“These findings indicate causality, where the abuse is the cause of the obesity later in life. However, not everyone who is subjected to abuse will develop obesity, and not all obese individuals have been abused, so there are obviously other causes too. At the same time, it is important to remember that child abuse is more common than we think, and it needs to be brought to light. Between five and ten per cent of the adult population say that they have been subjected to some form of abuse during childhood,” says Erik Hemmingsson.

In another recently published paper, Erik Hemmingsson has developed a new theoretical model for how stressful childhood experiences increase the risk of obesity, via psychological and emotional factors. These factors impact negatively on appetite regulation, metabolism, eating behaviour, sleep, inflammation and cognitive function – which in turn pave the way for obesity. Erik Hemmingsson hopes that the published studies might help disprove the many preconceptions that exist about people who are overweight, as they show that obesity is caused by so many other factors than overeating or a sedentary lifestyle.

“Our current view of both the occurrence and treatment of obesity is far too narrow, since we talk almost exclusively about diet and exercise,” he explains. “These new studies indicate that we need to take a much more holistic approach in the treatment and prevention of obesity, where we give more consideration to the individual's childhood as well as psychological and emotional aspects. It can for example be about self-esteem and self-image, thought patterns, emotional stress factors and mental ill-health, and there may thus be a need for psychotherapy or cognitive therapy to obtain lasting positive effects on obesity.”

The meta-analysis has been partially funded through Stockholm County Council.


For further information about this research, please contact:
Erik Hemmingsson, PhD
Tel: +46 (0)8-672 43 13 or +46 (0)736-33 43 98

Contact the Press Office at Karolinska Institutet

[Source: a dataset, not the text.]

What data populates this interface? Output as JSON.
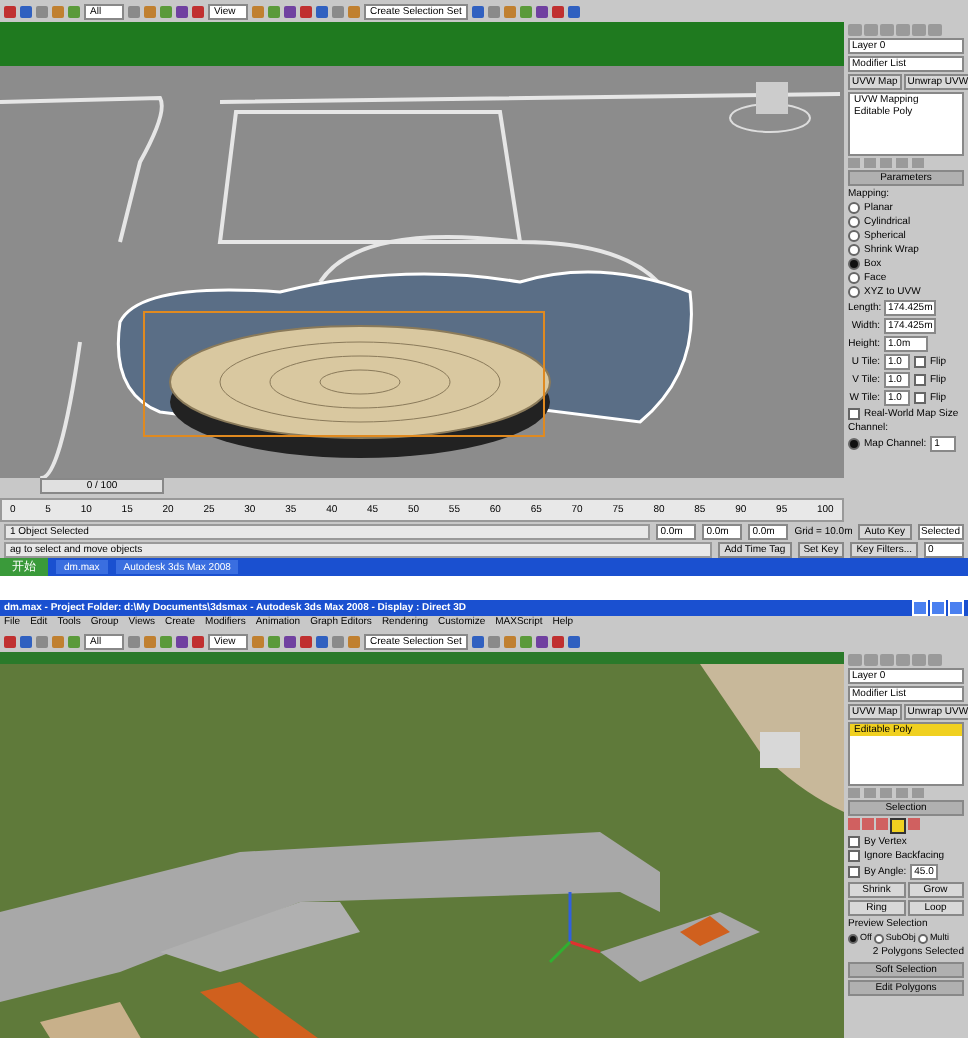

Karolinska Institutet is one of the world’s leading medical universities. It accounts for over 40 per cent of the medical academic research conducted in Sweden and offers the country’s broadest range of education in medicine and health sciences. Since 1901 the Nobel Assembly at Karolinska Institutet has selected the Nobel laureates in Physiology or Medicine.






Our current view of both the occurrence and treatment of obesity is far too narrow, since we talk almost exclusively about diet and exercise.
Erik Hemmingsson, researcher Karolinska Institutet